Review ... and we're out of numbers too :( In creating a perfectly symmetrical arpeggio of an alternating major 3rd / minor 3rd sequence, we can arrive at a pitch which is beyond the boundaries of our initial starting point and key center. An inverse arpeggio of minor 3rd / major 3rd interval symmetry creates a similarly identical pair of stacked chords. That our major 3rd / minor 3rd arpeggio eventually morphs into our minor 3rd / major 3rd arpeggio is the basis of the system of tonal organization for modulation, composition and improvisation.

And #15 is the last of our numers Amigos ... thus we yet again bump into the perfect closure of all things numbers in our local musical universe.

modulation
composition
improv
perfect closure
"Now ain't that something ..." :)

wiki ~ Jerry Garcia
1
#1
b2
2
b3
3
4
#4
b5
5
#5
b6
6
b7
7
8
b9
9
#9
-10
10
11
#11
12
b13
13
b14
14
15
#15
Footnotes:

(1) Isacoff, Stuart. Temperament ... The Idea That Solved Music's Greatest Riddle, p. 40-42. USA Alfred A. Knopf, New York. 2001

(1)Duffin, Ross W. How Equal Temperament Ruined Harmony, p.32. USA W.W.Norton and Company, NY, New York. 2007.
(2)Aebersold, Jamey and Slone, Ken. The Charlie Parker Omnibook.
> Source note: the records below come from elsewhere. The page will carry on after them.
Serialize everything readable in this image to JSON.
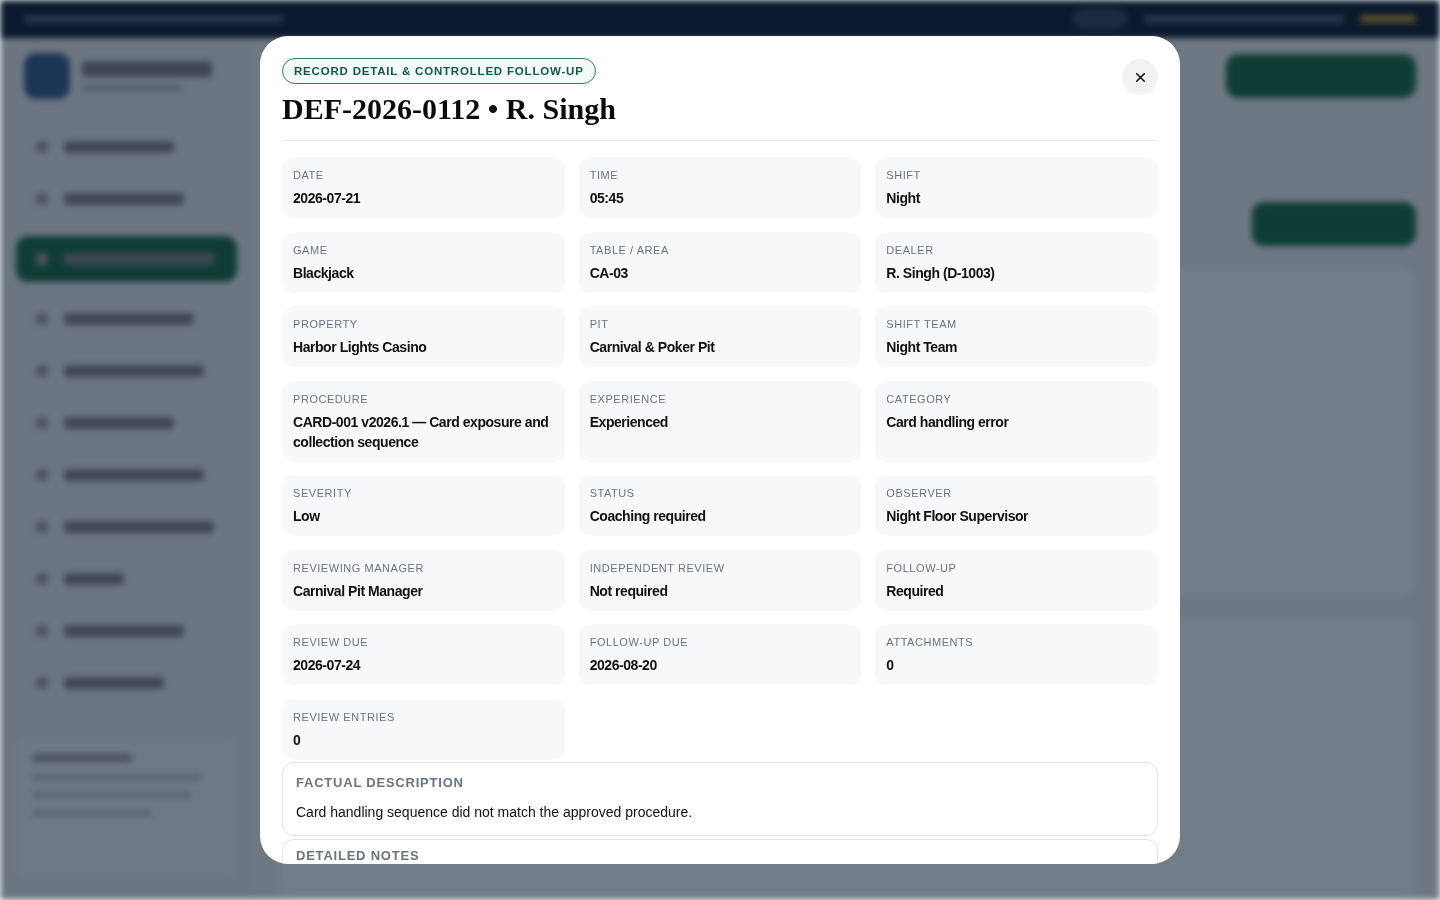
{
  "modal": {
    "badge": "RECORD DETAIL & CONTROLLED FOLLOW-UP",
    "title": "DEF-2026-0112 • R. Singh"
  },
  "fields": [
    {
      "label": "DATE",
      "value": "2026-07-21"
    },
    {
      "label": "TIME",
      "value": "05:45"
    },
    {
      "label": "SHIFT",
      "value": "Night"
    },
    {
      "label": "GAME",
      "value": "Blackjack"
    },
    {
      "label": "TABLE / AREA",
      "value": "CA-03"
    },
    {
      "label": "DEALER",
      "value": "R. Singh (D-1003)"
    },
    {
      "label": "PROPERTY",
      "value": "Harbor Lights Casino"
    },
    {
      "label": "PIT",
      "value": "Carnival & Poker Pit"
    },
    {
      "label": "SHIFT TEAM",
      "value": "Night Team"
    },
    {
      "label": "PROCEDURE",
      "value": "CARD-001 v2026.1 — Card exposure and collection sequence"
    },
    {
      "label": "EXPERIENCE",
      "value": "Experienced"
    },
    {
      "label": "CATEGORY",
      "value": "Card handling error"
    },
    {
      "label": "SEVERITY",
      "value": "Low"
    },
    {
      "label": "STATUS",
      "value": "Coaching required"
    },
    {
      "label": "OBSERVER",
      "value": "Night Floor Supervisor"
    },
    {
      "label": "REVIEWING MANAGER",
      "value": "Carnival Pit Manager"
    },
    {
      "label": "INDEPENDENT REVIEW",
      "value": "Not required"
    },
    {
      "label": "FOLLOW-UP",
      "value": "Required"
    },
    {
      "label": "REVIEW DUE",
      "value": "2026-07-24"
    },
    {
      "label": "FOLLOW-UP DUE",
      "value": "2026-08-20"
    },
    {
      "label": "ATTACHMENTS",
      "value": "0"
    },
    {
      "label": "REVIEW ENTRIES",
      "value": "0"
    }
  ],
  "sections": [
    {
      "heading": "FACTUAL DESCRIPTION",
      "text": "Card handling sequence did not match the approved procedure."
    },
    {
      "heading": "DETAILED NOTES"
    }
  ]
}
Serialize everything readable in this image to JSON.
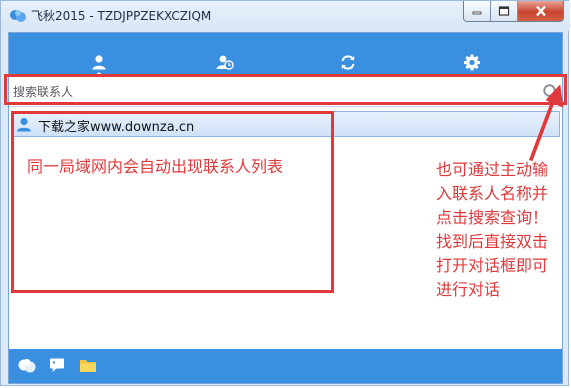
{
  "window": {
    "title": "飞秋2015 - TZDJPPZEKXCZIQM"
  },
  "title_buttons": {
    "minimize": "minimize",
    "maximize": "maximize",
    "close": "close"
  },
  "nav": {
    "tabs": [
      {
        "icon": "user-icon",
        "active": true
      },
      {
        "icon": "recent-contacts-icon",
        "active": false
      },
      {
        "icon": "refresh-icon",
        "active": false
      },
      {
        "icon": "settings-icon",
        "active": false
      }
    ]
  },
  "search": {
    "placeholder": "搜索联系人",
    "icon": "search-icon"
  },
  "contacts": [
    {
      "name": "下载之家www.downza.cn",
      "icon": "user-icon"
    }
  ],
  "annotations": {
    "list_note": "同一局域网内会自动出现联系人列表",
    "search_note_lines": [
      "也可通过主动输",
      "入联系人名称并",
      "点击搜索查询！",
      "找到后直接双击",
      "打开对话框即可",
      "进行对话"
    ]
  },
  "bottom_bar": {
    "icons": [
      "app-logo-icon",
      "message-icon",
      "folder-icon"
    ]
  },
  "colors": {
    "accent": "#3a8fe0",
    "annotation": "#e0393b",
    "selection": "#cfe2f8"
  }
}
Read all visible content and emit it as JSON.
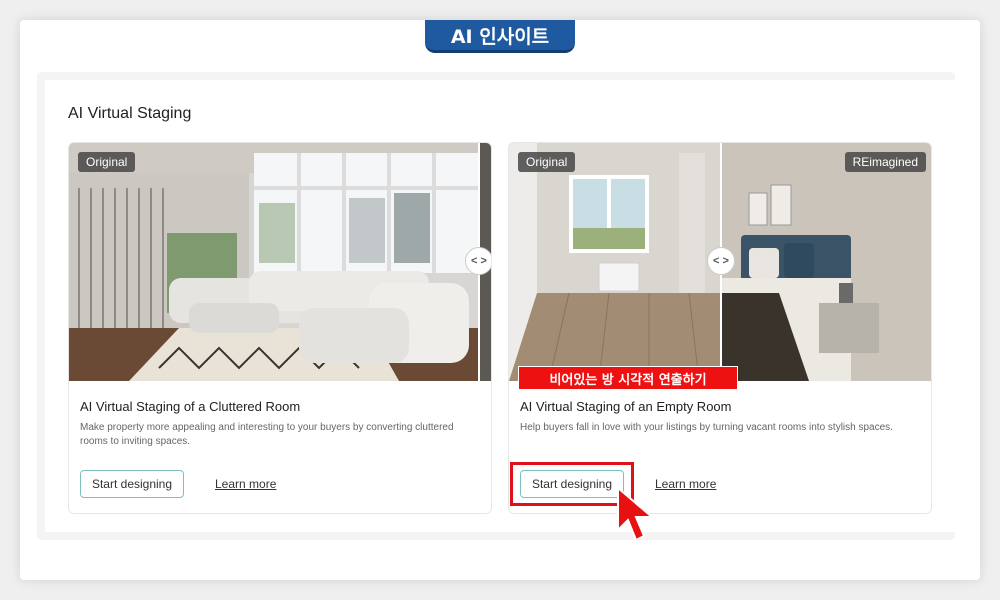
{
  "header": {
    "title": "AI 인사이트"
  },
  "section": {
    "title": "AI Virtual Staging"
  },
  "cards": [
    {
      "badges": [
        "Original"
      ],
      "title": "AI Virtual Staging of a Cluttered Room",
      "description": "Make property more appealing and interesting to your buyers by converting cluttered rooms to inviting spaces.",
      "button_label": "Start designing",
      "link_label": "Learn more"
    },
    {
      "badges": [
        "Original",
        "REimagined"
      ],
      "title": "AI Virtual Staging of an Empty Room",
      "description": "Help buyers fall in love with your listings by turning vacant rooms into stylish spaces.",
      "button_label": "Start designing",
      "link_label": "Learn more"
    }
  ],
  "annotation": {
    "label": "비어있는 방 시각적 연출하기"
  },
  "slider": {
    "glyph": "< >"
  },
  "colors": {
    "header_blue": "#1f5aa0",
    "highlight_red": "#e0101a",
    "button_border": "#7cc1c0"
  }
}
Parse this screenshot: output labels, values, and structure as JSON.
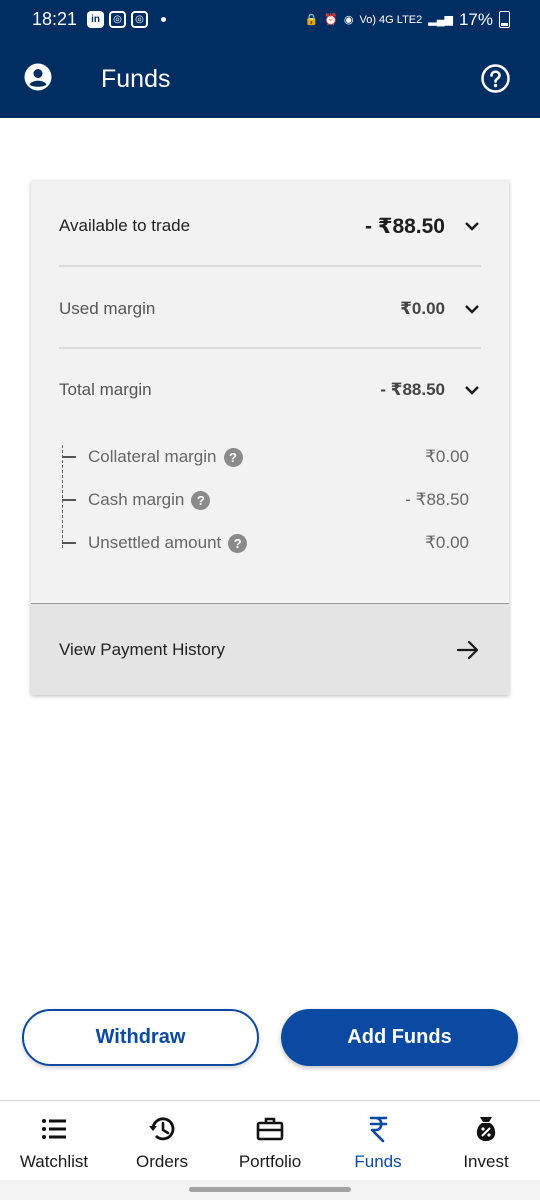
{
  "status_bar": {
    "time": "18:21",
    "network": "Vo) 4G LTE2",
    "battery_pct": "17%"
  },
  "header": {
    "title": "Funds"
  },
  "funds": {
    "available": {
      "label": "Available to trade",
      "value": "- ₹88.50"
    },
    "used_margin": {
      "label": "Used margin",
      "value": "₹0.00"
    },
    "total_margin": {
      "label": "Total margin",
      "value": "- ₹88.50"
    },
    "breakdown": [
      {
        "label": "Collateral margin",
        "value": "₹0.00"
      },
      {
        "label": "Cash margin",
        "value": "- ₹88.50"
      },
      {
        "label": "Unsettled amount",
        "value": "₹0.00"
      }
    ],
    "history_label": "View Payment History"
  },
  "actions": {
    "withdraw": "Withdraw",
    "add_funds": "Add Funds"
  },
  "nav": {
    "items": [
      {
        "label": "Watchlist",
        "icon": "list-icon"
      },
      {
        "label": "Orders",
        "icon": "history-icon"
      },
      {
        "label": "Portfolio",
        "icon": "briefcase-icon"
      },
      {
        "label": "Funds",
        "icon": "rupee-icon"
      },
      {
        "label": "Invest",
        "icon": "money-bag-icon"
      }
    ],
    "active": "Funds"
  },
  "colors": {
    "header_bg": "#002e63",
    "accent": "#0b4aa3"
  }
}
New York: Atlantic Music Corp., 1978.

Russell, George. The Lydian Chromatic Concept Of Tonal Organization. USA Concept Publishing Company, Cambridge, Mass. 1982